People watching other people, with more than a little bit of threat and danger
Contracts, where each person gets a little bit of what they need/want
Be sure and watch until the end. The movie misleads you about what is going on – it plays on your fears and expectations. In the end, it is all explained and the final third of the movie is a fantastic payoff and worth waiting for.
I did a little research about the film – and found an amazingly misleading publicity campaign. It came out roughly at the same time as Showgirls and Striptease… and as it is set in a strip club the movie was billed as another erotic thriller. Look at this trailer:
This trailer is so bad. So bad and misleading I suspect it isn’t a real trailer – someone’s satire.The movie is not exciting or overly sexual, it is a carefully tuned meditation on loss and what it takes to get through disaster and people trying to help each other in any way they can.
Of course, there is the strip club, and the unique and memorable dance by Mia Kershner to a Leonard Cohen song. It actually appears in the film twice (with subtle differences).
So, if you have some time and a decent streaming service – sit down and take a look at Exotica. It may take an open mind and some patience, but it pays off in the end.
“Every balcony is a poem, a chant — a muscle! But whoever lives with that extra blueprint luxury of a balcony lives on the wrong side of a cross-section, on the busy, narrative-addled side of something like an ant-farm window, a brazen architectural arrangement selling cheap peeks into the naked sideshows of the quotidian — even the grisly. Step right up! Behold! A ten story wall of solid twitching muscle!”
—-Director Guy Maddin in Paste Magazine on his short film Accidence
After watching and enjoying The Forbidden Room I was working through the selection of Guy Maddin films streaming on The Criterion Channel. And I now have a new favorite movie.
It’s a nine minute short called Accidence. It is an obvious homage to Hitchcock’s Rear Window. The entire film is a continuous take (zoomed in and out with a bit of panning) of the side of an apartment block – thirty units in all. There is a view of the balconies, some windows into the apartment interiors, and a glimpse of things moving up and down the stairs.
Ok, so it’s only nine minutes long… but you can’t watch it only once. On first viewing it is a confused ant-like cacophony of people on and off of their balconies. But as you watch it again and again, patterns emerge and a story is created. It is a story of doppelgangers, violence, families, boredom and drama. And a fuzzy white dog.
Who is the murderer? Who is the victim? Are they the same person?

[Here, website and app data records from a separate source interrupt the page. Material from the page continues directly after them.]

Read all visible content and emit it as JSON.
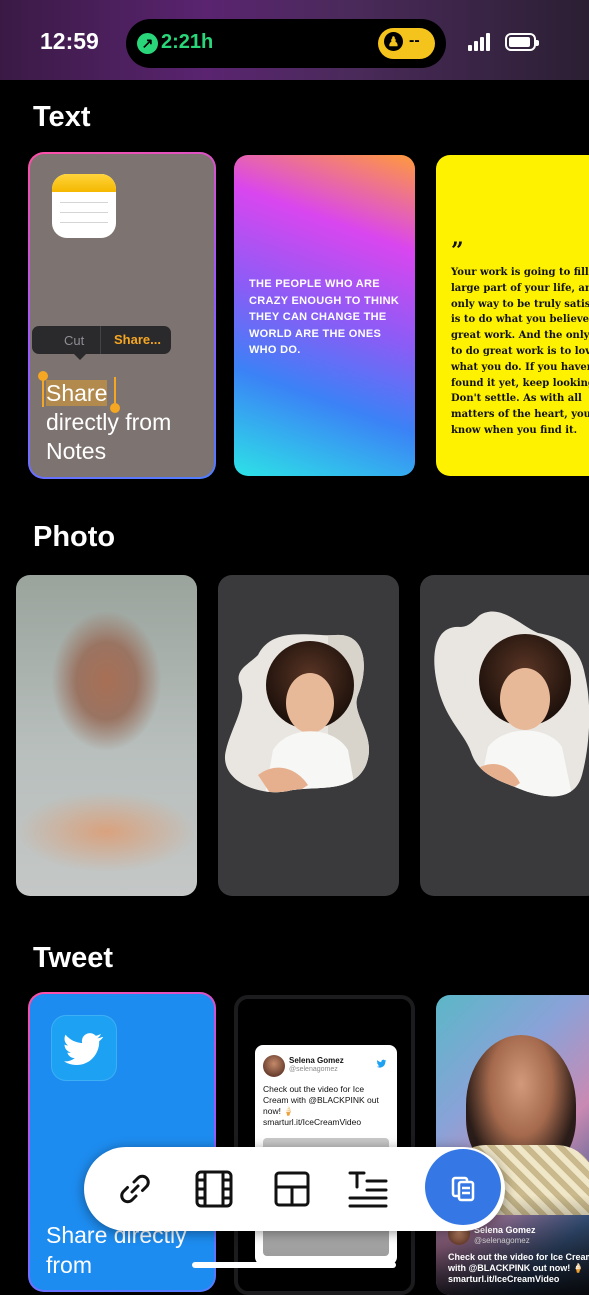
{
  "status_bar": {
    "time": "12:59",
    "activity_duration": "2:21h",
    "activity_value": "--"
  },
  "sections": {
    "text": "Text",
    "photo": "Photo",
    "tweet": "Tweet"
  },
  "text_cards": {
    "notes": {
      "menu_cut": "Cut",
      "menu_share": "Share...",
      "caption_selected": "Share",
      "caption_rest": "directly from Notes"
    },
    "gradient_quote": "THE PEOPLE WHO ARE CRAZY ENOUGH TO THINK THEY CAN CHANGE THE WORLD ARE THE ONES WHO DO.",
    "yellow_quote_mark": "”",
    "yellow_quote": "Your work is going to fill a large part of your life, and the only way to be truly satisfied is to do what you believe is great work. And the only way to do great work is to love what you do. If you haven't found it yet, keep looking. Don't settle. As with all matters of the heart, you'll know when you find it."
  },
  "tweet_cards": {
    "twitter_caption": "Share directly from",
    "tweet": {
      "name": "Selena Gomez",
      "handle": "@selenagomez",
      "body": "Check out the video for Ice Cream with @BLACKPINK out now! 🍦 smarturl.it/IceCreamVideo"
    },
    "overlay": {
      "name": "Selena Gomez",
      "handle": "@selenagomez",
      "body": "Check out the video for Ice Cream with @BLACKPINK out now! 🍦 smarturl.it/IceCreamVideo"
    }
  },
  "toolbar": {
    "items": [
      "link-icon",
      "film-icon",
      "layout-icon",
      "text-format-icon",
      "clipboard-icon"
    ]
  },
  "colors": {
    "accent": "#3578e5",
    "highlight": "#f5a623",
    "twitter": "#1da1f2",
    "activity_green": "#29d67a",
    "activity_yellow": "#f5c41c"
  }
}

I have watched it maybe forty times and will watch it many more. I still see new things. Watch the balloon for example. There is a red ghost that appears against the brick a couple of times – I think I figured out who that is.